Moreover, as significant – existential even – as the question of the funding model is to The University of the West Indies, an equally critical element of the report has to do with the UWI’s institutional governance: the way it is managed. The conclusion in this regard was that it is hidebound, inefficient, unaccountable and unresponsive.

This ought not to be interpreted as pointing fingers at the incumbent leaders. For if it were, Professor Harris, who was vice-chancellor for a decade up to 2015, would, as a member of the commission, have to recognise that he could not escape blame. The governance structures, of rigid bureaucracy and opaque systems, have, but for sporadic tinkering at the periphery, remained largely the same since the university was established nearly 73 years ago.

There is a sense that Mr Bermudez, who came to the chancellorship neither from academia, the professions nor the public bureaucracy, but from the rough-and-tumble world of business, wants to shake up things – propelled by the financial crisis facing the UWI.

In 2018-19, the latest period for which the university’s summary consolidated financials are available, the UWI ran a deficit of BDS$91.2 million.

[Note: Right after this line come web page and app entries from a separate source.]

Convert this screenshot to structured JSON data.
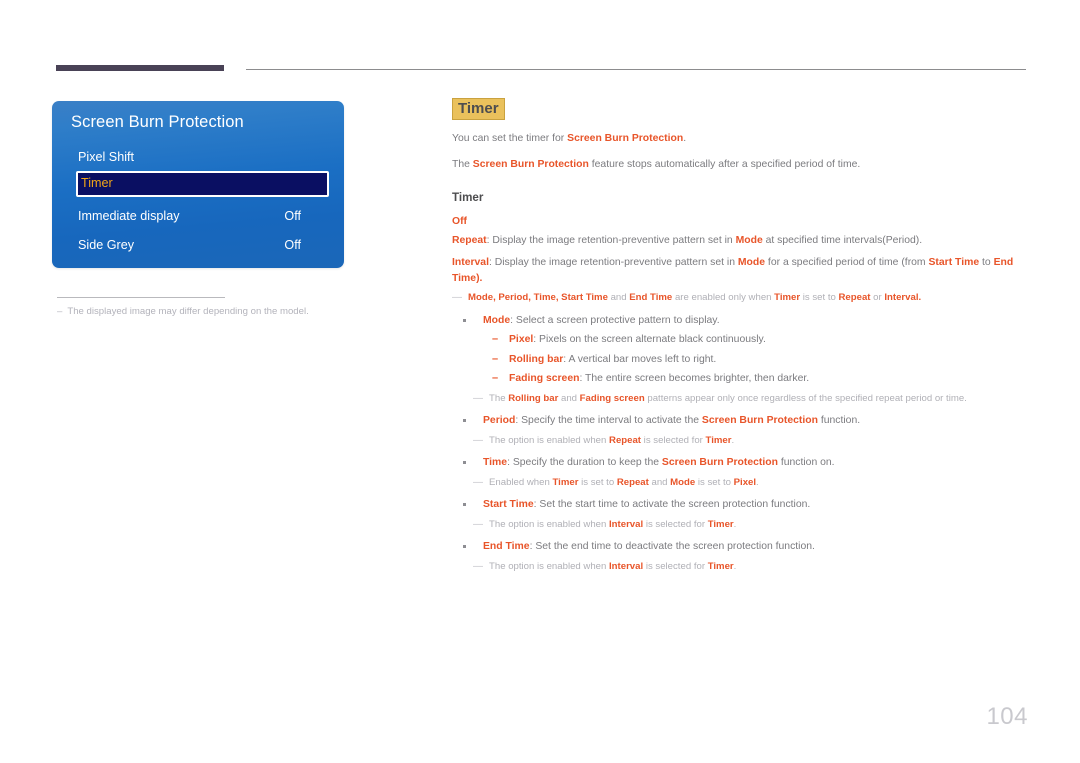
{
  "page": {
    "number": "104"
  },
  "osd": {
    "title": "Screen Burn Protection",
    "rows": [
      {
        "label": "Pixel Shift",
        "value": ""
      },
      {
        "label": "Timer",
        "value": ""
      },
      {
        "label": "Immediate display",
        "value": "Off"
      },
      {
        "label": "Side Grey",
        "value": "Off"
      }
    ],
    "selected_row": "Timer",
    "footnote": {
      "dash": "–",
      "text": "The displayed image may differ depending on the model."
    }
  },
  "content": {
    "heading": "Timer",
    "intro_1": {
      "a": "You can set the timer for ",
      "b": "Screen Burn Protection",
      "c": "."
    },
    "intro_2": {
      "a": "The ",
      "b": "Screen Burn Protection",
      "c": " feature stops automatically after a specified period of time."
    },
    "subheading": "Timer",
    "options": {
      "off": "Off",
      "repeat": {
        "name": "Repeat",
        "t1": ": Display the image retention-preventive pattern set in ",
        "mode": "Mode",
        "t2": " at specified time intervals(Period)."
      },
      "interval": {
        "name": "Interval",
        "t1": ": Display the image retention-preventive pattern set in ",
        "mode": "Mode",
        "t2": " for a specified period of time (from ",
        "start_time": "Start Time",
        "t3": " to ",
        "end_time": "End Time",
        "t4": ")."
      },
      "enabled_note": {
        "mode": "Mode",
        "c1": ", ",
        "period": "Period",
        "c2": ", ",
        "time": "Time",
        "c3": ", ",
        "start_time": "Start Time",
        "and": " and ",
        "end_time": "End Time",
        "t1": " are enabled only when ",
        "timer": "Timer",
        "t2": " is set to ",
        "repeat": "Repeat",
        "t3": " or ",
        "interval": "Interval",
        "t4": "."
      }
    },
    "bullets": {
      "mode": {
        "name": "Mode",
        "text": ": Select a screen protective pattern to display.",
        "sub": [
          {
            "name": "Pixel",
            "text": ": Pixels on the screen alternate black continuously."
          },
          {
            "name": "Rolling bar",
            "text": ": A vertical bar moves left to right."
          },
          {
            "name": "Fading screen",
            "text": ": The entire screen becomes brighter, then darker."
          }
        ],
        "note": {
          "t1": "The ",
          "rolling_bar": "Rolling bar",
          "t2": " and ",
          "fading_screen": "Fading screen",
          "t3": " patterns appear only once regardless of the specified repeat period or time."
        }
      },
      "period": {
        "name": "Period",
        "t1": ": Specify the time interval to activate the ",
        "sbp": "Screen Burn Protection",
        "t2": " function.",
        "note": {
          "t1": "The option is enabled when ",
          "repeat": "Repeat",
          "t2": " is selected for ",
          "timer": "Timer",
          "t3": "."
        }
      },
      "time": {
        "name": "Time",
        "t1": ": Specify the duration to keep the ",
        "sbp": "Screen Burn Protection",
        "t2": " function on.",
        "note": {
          "t1": "Enabled when ",
          "timer": "Timer",
          "t2": " is set to ",
          "repeat": "Repeat",
          "t3": " and ",
          "mode": "Mode",
          "t4": " is set to ",
          "pixel": "Pixel",
          "t5": "."
        }
      },
      "start_time": {
        "name": "Start Time",
        "t1": ": Set the start time to activate the screen protection function.",
        "note": {
          "t1": "The option is enabled when ",
          "interval": "Interval",
          "t2": " is selected for ",
          "timer": "Timer",
          "t3": "."
        }
      },
      "end_time": {
        "name": "End Time",
        "t1": ": Set the end time to deactivate the screen protection function.",
        "note": {
          "t1": "The option is enabled when ",
          "interval": "Interval",
          "t2": " is selected for ",
          "timer": "Timer",
          "t3": "."
        }
      }
    }
  },
  "colors": {
    "accent_orange": "#e8552a",
    "heading_highlight": "#eac15c",
    "osd_blue": "#1b6fc4",
    "osd_selected": "#0a0f62",
    "osd_selected_text": "#f0a519",
    "header_bar": "#494256"
  }
}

The year before, the deficit was BDS$93.5 million. Between 2015 and 2019, the institution’s revenue slipped nearly four per cent, or BDS$37.6 million, to BDS$$925.8 million. The decline in 2019 was BDS$39.5 million, or approximately 4.1 per cent. However, the expenditure was roughly the same in 2019 as the year before.


The university has faced a double whammy – governments and students who run up arrears.

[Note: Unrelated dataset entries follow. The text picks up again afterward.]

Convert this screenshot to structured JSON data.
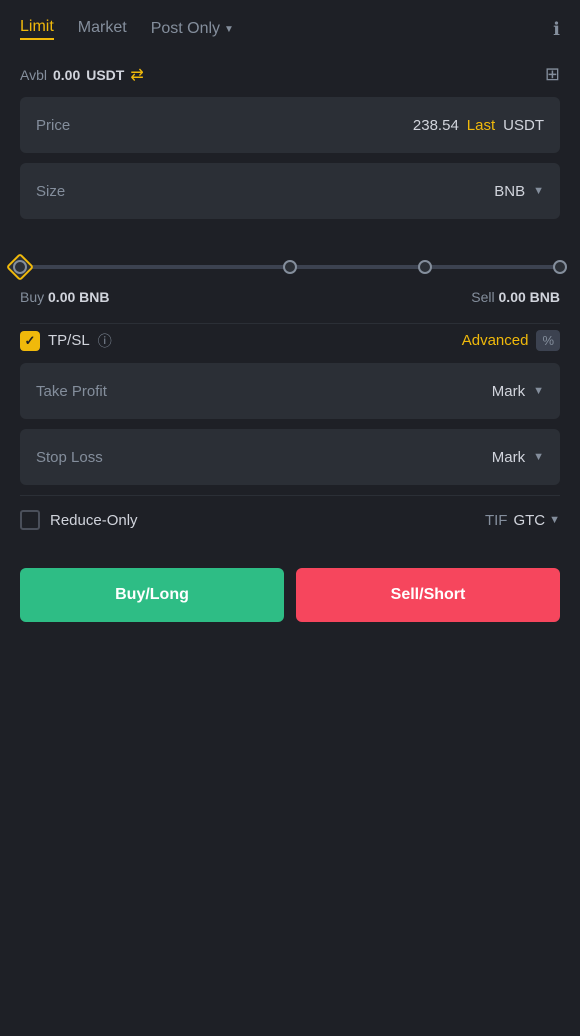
{
  "tabs": {
    "limit_label": "Limit",
    "market_label": "Market",
    "post_only_label": "Post Only",
    "info_icon": "ℹ"
  },
  "avbl": {
    "label": "Avbl",
    "value": "0.00",
    "currency": "USDT",
    "transfer_icon": "⇄",
    "wallet_icon": "▦"
  },
  "price_field": {
    "label": "Price",
    "value": "238.54",
    "highlight": "Last",
    "currency": "USDT"
  },
  "size_field": {
    "label": "Size",
    "currency": "BNB"
  },
  "slider": {
    "percent": 0
  },
  "buy_sell": {
    "buy_label": "Buy",
    "buy_value": "0.00",
    "buy_currency": "BNB",
    "sell_label": "Sell",
    "sell_value": "0.00",
    "sell_currency": "BNB"
  },
  "tpsl": {
    "label": "TP/SL",
    "advanced_label": "Advanced",
    "percent_symbol": "%"
  },
  "take_profit": {
    "label": "Take Profit",
    "mark_label": "Mark"
  },
  "stop_loss": {
    "label": "Stop Loss",
    "mark_label": "Mark"
  },
  "reduce_only": {
    "label": "Reduce-Only",
    "tif_label": "TIF",
    "gtc_value": "GTC"
  },
  "buttons": {
    "buy_label": "Buy/Long",
    "sell_label": "Sell/Short"
  }
}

The faltering economies of its Caribbean government owners rendered them unable to meet their agreed financing obligations. With the 70 per cent financing essentially out the window, most governments make block grants to the university. In Jamaica’s case, the J$9.2 billion the Government has allocated to the university in its 2021-22 Budget is the same as the previous year’s. And the 32 per cent rise in the allocation against 10 years ago means that Jamaica’s funding to the UWI lagged the island’s inflation.

Indeed, in recent years, the contributions of governments to the university’s income has hovered between 45 and 46 per cent. With respect to the Mona, Jamaica campus, the island’s Government pays less than a third of the campus’ bill. On the wider plane, governments have run up large arrears, much of which the university has had to write off as impaired. The same has happened with students. In 2019, the net students’ debt was Bds$40.2 million, after the BDS$51.7 million marked as impaired.

In the circumstances, the university’s composite financial index (CIF), the matrix often used by not-for-profits to measure their financial health, fell to minus 1.21, where 3.0 is considered to be the ballpark of reasonable financial health.


It is against this backdrop that the Byron commission proposed a new funding model for the UWI, of which the hike in students’ fee was a part. Concomitant with a change in the financial arrangements, it said, must be an overhaul of the governance mechanisms: “Importantly, in terms of equity, and before any new funding model is subscribed, the university must demonstrate moral and fiduciary responsibility, and ethical guardianship in its effective and efficient use of institutional resources. Further, it should clearly show how these resources are being maximised to increase the greater good of Caribbean society.”

Sir Hilary’s economic recovery plan includes cutting spending and increasing income by 10 per cent over two years. Over the longer term, it also proposes to increase income from academic and entrepreneurial ventures, including expanding on foreign partnerships, the approach to some which gained a quizzical eye from the commission. Notably, also, the vice-chancellor expects that governments will contribute 50 per cent of the UWI’s income, seemingly reversing the trend of recent years.

The report, and Sir Hilary’s response, demands a full debate. They should be tabled in the House and sent to a parliamentary select committee for hearings. Fayval Williams, the education minister, and Nigel Clarke, the finance minister, should see to this. Or Prime Minister Andrew Holness.